> _Provided records_:
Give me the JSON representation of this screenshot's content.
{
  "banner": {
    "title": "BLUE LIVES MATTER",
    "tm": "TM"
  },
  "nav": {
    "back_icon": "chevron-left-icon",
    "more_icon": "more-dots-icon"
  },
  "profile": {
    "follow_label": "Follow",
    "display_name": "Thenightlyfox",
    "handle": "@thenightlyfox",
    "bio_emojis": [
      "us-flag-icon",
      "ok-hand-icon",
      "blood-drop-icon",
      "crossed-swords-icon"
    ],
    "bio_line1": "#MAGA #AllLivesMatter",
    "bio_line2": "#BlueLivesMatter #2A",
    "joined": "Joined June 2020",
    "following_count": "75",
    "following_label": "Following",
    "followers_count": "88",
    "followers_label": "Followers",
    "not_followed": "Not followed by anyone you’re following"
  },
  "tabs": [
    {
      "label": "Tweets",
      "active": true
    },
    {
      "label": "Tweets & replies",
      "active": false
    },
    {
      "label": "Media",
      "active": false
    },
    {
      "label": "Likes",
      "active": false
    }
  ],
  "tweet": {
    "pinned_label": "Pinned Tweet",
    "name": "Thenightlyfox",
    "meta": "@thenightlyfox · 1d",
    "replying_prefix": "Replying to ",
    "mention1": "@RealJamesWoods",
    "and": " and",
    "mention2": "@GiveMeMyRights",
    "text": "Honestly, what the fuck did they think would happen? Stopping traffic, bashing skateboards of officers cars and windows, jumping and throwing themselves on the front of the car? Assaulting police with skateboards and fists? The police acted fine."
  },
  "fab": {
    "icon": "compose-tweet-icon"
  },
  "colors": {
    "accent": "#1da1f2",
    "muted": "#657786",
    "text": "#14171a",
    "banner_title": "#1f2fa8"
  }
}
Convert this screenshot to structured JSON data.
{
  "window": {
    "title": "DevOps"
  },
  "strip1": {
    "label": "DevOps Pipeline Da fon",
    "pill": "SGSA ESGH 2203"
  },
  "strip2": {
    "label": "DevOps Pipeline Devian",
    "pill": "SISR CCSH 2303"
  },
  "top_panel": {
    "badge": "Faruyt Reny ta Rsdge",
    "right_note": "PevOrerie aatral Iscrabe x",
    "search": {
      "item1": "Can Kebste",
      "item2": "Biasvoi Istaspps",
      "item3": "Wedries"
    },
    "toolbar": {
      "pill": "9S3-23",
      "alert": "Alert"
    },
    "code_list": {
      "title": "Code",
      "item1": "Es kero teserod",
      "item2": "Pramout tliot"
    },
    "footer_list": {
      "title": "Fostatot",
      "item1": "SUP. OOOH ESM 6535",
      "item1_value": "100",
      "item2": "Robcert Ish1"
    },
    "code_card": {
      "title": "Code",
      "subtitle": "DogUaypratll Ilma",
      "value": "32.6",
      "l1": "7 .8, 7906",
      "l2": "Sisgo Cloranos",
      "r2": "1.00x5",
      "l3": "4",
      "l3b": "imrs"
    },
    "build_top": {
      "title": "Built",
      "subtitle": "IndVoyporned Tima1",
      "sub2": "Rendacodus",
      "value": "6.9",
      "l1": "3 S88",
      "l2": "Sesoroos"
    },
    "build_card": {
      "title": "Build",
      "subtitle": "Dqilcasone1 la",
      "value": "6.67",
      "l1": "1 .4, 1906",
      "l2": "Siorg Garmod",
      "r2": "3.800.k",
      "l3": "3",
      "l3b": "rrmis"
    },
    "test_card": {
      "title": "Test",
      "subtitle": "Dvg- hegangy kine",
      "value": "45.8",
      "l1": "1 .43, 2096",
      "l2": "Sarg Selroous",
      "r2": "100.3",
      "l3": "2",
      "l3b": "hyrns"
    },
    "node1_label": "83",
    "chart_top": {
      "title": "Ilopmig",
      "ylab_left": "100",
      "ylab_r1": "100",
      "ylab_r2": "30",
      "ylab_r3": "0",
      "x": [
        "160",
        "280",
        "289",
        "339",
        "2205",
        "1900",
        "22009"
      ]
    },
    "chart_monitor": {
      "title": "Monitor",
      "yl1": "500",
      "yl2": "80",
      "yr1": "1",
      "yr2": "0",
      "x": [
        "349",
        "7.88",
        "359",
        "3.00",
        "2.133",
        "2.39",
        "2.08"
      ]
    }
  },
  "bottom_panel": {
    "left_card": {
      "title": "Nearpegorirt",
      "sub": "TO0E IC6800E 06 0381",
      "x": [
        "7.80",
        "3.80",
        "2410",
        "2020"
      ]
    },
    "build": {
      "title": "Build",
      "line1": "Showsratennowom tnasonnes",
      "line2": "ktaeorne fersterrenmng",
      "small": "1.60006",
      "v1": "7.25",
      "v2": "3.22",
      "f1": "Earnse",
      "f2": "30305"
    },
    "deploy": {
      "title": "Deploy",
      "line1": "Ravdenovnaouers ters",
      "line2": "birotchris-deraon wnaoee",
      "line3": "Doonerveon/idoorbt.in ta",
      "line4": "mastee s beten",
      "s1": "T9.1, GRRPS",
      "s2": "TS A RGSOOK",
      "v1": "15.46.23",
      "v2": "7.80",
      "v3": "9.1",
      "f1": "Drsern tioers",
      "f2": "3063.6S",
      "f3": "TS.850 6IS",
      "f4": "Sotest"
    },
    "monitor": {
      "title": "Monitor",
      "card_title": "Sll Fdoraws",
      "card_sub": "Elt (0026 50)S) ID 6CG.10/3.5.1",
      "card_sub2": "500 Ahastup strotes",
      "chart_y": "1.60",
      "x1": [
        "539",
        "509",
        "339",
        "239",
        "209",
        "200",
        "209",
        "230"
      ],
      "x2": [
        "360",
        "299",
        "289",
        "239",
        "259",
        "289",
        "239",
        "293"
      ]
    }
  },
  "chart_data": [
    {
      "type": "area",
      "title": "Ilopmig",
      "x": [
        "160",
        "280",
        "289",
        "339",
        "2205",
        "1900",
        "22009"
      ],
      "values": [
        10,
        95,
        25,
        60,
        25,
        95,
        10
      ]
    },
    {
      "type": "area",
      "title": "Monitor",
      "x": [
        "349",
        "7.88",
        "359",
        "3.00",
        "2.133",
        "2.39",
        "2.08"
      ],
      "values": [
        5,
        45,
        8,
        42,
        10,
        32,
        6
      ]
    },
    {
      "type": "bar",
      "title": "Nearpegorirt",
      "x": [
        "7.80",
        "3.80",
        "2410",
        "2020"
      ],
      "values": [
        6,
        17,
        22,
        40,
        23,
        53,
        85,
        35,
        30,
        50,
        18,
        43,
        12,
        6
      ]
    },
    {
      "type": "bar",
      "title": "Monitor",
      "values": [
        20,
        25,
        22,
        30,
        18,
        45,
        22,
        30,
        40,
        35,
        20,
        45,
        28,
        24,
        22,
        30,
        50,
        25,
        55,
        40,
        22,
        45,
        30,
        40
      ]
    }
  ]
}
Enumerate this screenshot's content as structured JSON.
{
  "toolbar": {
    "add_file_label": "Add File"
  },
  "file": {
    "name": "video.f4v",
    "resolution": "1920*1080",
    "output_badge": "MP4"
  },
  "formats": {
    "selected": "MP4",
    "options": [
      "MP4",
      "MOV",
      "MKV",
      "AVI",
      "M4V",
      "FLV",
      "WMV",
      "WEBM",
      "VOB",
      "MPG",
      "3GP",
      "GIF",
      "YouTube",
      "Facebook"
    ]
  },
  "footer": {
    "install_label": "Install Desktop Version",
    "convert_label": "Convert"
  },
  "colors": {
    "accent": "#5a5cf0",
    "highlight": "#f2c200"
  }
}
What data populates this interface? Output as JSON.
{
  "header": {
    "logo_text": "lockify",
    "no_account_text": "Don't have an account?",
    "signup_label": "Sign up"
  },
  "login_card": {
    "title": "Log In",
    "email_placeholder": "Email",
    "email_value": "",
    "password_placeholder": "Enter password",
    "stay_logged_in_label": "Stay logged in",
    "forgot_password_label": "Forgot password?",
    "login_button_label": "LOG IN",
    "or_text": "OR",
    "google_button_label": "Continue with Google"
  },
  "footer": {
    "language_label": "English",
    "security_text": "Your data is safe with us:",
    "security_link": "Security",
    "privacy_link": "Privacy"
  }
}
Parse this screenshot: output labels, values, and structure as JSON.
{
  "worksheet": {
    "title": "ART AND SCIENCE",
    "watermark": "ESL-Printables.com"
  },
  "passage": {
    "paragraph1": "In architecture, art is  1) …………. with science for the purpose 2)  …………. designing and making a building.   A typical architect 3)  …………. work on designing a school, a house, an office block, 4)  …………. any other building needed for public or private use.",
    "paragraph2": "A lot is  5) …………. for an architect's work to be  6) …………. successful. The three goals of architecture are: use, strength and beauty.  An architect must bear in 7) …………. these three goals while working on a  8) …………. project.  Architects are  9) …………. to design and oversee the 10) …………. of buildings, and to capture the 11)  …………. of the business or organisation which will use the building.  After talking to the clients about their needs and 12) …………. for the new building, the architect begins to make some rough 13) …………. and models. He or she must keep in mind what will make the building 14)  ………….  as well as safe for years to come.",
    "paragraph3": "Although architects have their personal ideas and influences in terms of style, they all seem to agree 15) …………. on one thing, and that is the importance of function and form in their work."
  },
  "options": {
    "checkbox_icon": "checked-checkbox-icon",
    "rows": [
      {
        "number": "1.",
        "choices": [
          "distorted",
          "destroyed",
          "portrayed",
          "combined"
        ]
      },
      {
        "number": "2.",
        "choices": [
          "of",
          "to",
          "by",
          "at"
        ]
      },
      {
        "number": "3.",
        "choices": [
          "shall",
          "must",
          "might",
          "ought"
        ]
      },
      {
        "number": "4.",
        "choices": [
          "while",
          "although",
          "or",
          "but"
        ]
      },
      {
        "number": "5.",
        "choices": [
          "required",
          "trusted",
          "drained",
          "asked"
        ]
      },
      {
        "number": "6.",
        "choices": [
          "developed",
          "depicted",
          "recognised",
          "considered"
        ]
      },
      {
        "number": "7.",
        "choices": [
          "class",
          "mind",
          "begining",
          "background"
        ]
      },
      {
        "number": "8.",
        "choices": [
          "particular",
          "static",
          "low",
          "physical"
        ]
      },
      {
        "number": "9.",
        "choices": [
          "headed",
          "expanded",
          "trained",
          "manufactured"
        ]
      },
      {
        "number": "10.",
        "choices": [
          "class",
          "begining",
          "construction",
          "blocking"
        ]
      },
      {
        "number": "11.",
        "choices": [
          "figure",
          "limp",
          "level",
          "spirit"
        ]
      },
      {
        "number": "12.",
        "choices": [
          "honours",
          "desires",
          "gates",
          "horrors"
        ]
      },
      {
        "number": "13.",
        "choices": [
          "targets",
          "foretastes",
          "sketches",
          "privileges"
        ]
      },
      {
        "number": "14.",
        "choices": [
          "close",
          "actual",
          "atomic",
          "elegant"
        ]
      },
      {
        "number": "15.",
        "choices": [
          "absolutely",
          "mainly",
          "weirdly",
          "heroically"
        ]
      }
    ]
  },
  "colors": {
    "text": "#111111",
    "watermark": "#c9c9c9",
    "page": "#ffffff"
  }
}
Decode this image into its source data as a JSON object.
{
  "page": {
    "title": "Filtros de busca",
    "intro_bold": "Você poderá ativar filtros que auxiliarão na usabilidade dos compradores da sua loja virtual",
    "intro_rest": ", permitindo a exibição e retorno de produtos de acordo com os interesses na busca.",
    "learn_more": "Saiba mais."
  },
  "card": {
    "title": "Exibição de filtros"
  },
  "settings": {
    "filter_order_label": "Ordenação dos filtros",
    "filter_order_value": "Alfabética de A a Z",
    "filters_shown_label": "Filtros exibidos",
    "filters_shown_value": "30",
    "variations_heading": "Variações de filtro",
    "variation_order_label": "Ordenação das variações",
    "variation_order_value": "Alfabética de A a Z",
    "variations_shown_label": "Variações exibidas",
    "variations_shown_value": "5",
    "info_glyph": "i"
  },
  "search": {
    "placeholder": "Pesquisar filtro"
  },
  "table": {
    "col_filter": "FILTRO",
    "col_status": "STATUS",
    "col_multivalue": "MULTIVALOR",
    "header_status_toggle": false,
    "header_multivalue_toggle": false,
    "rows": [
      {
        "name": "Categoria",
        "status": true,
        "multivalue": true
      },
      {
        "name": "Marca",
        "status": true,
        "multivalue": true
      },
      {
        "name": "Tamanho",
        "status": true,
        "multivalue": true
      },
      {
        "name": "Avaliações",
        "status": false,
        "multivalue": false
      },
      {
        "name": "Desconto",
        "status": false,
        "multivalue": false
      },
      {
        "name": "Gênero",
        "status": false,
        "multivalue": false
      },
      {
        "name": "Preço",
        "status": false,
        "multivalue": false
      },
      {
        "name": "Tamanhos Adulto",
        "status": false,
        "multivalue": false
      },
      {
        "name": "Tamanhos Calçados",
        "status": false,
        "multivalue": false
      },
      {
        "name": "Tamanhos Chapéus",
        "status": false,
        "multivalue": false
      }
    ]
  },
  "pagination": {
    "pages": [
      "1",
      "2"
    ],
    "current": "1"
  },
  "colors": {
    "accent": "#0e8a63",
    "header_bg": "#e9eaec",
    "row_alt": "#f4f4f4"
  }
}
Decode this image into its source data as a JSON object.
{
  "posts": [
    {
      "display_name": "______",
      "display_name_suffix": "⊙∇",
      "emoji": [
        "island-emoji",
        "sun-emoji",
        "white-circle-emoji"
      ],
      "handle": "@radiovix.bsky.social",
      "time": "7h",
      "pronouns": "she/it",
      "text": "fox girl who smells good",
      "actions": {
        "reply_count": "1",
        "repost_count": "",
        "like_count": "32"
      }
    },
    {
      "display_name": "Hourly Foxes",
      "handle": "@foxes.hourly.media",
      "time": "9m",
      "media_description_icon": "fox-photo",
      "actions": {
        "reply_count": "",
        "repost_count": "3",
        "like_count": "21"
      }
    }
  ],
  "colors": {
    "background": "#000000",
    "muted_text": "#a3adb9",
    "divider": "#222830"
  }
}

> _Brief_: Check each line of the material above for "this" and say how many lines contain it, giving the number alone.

> _The answer_: 7